After fleeing heartache on Terra, Tara Diehl has adjusted to male-dominated Parseon better than most vendors until she is kidnapped by Alpha Marlix, a ruling commander. At first her tall, muscled abductor terrifies her, especially when he doesn’t hesitate to quell her struggle for freedom with some force. When her attempts to escape fail, she decides to seduce her way to freedom.
But out of seduction and subterfuge grow a true intimacy that cause Marlix and Tara to take action that drives Parseon to the brink of civil war, threatening not only their relationship, but also their lives.
Terran, the second book in the Breeder sci-fi series, is a “capture” romance involving a domineering but hunky alien, a female with a bad dye job and an even worse attitude, hot sex, and spanking.

Author Links


7 comments:

Roz said...

This sounds like a interesting and intriguing series, loved the excerpt! Congrsts on the new release Cara. Thank you Natasha for hosting.

Hugs
Roz

Cara Bristol said...

Thank you, Roz, and thank you, Natasha, for hosting me.

Tara Finnegan said...

I second you, Natasha. I loved this book just as much as Breeder

S.J. Maylee said...

Oh I remember these scenes. I loved his curiosity. That "Hey, buddy ..." always makes me laugh out loud. It was a good thing I hadn't just taken a sip of coffee.
I love feeling the hero's vulnerability, especially when the heroine is the cause. You do that really well, Cara. It's one of the reasons I love your books.

Cara Bristol said...

Thank you, Tara. That is so nice to know. I hope people enjoy Warrior, the third book, just as much.

Cara Bristol said...

Thank you, SJ. To me, that is the sexist part in fiction and real life--when you have this tough macho (alpha) male who has this vulnerable spot for the woman he loves.

October Woman said...

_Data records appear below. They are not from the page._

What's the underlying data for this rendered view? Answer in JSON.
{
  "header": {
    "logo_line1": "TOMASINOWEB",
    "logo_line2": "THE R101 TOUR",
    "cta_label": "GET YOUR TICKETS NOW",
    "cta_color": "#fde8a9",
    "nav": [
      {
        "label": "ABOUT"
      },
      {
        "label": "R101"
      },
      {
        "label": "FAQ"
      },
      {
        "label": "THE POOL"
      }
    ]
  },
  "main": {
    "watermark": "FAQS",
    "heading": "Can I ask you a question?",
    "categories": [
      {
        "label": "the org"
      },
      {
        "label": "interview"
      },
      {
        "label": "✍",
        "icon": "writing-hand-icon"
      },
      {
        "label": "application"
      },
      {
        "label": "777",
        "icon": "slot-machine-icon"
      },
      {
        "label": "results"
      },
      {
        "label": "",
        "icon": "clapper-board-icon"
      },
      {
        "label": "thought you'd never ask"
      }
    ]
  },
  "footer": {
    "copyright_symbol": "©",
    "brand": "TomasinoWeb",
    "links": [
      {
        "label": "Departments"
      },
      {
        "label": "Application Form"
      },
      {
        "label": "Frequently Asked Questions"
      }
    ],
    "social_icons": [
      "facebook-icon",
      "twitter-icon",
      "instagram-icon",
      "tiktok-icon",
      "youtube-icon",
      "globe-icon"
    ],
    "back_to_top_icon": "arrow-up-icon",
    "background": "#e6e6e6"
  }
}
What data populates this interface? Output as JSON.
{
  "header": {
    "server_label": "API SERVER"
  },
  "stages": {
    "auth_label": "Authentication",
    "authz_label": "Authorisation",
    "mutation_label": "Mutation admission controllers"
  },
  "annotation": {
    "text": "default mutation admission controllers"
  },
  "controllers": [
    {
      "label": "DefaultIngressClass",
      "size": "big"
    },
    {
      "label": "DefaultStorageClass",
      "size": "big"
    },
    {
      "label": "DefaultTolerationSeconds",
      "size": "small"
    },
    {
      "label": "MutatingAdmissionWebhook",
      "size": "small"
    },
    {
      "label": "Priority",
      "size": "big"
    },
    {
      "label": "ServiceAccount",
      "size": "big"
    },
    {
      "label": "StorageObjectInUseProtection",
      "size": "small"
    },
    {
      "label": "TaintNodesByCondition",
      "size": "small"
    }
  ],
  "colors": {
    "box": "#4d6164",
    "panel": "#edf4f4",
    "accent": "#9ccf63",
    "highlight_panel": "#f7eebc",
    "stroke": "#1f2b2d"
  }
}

Thanks for that excerpt! This sounds like a fun read, I'll have to look for both books. I love a hero who is very much an alpha, but without a little vulnerability he would just be a jerk, so that's certainly important.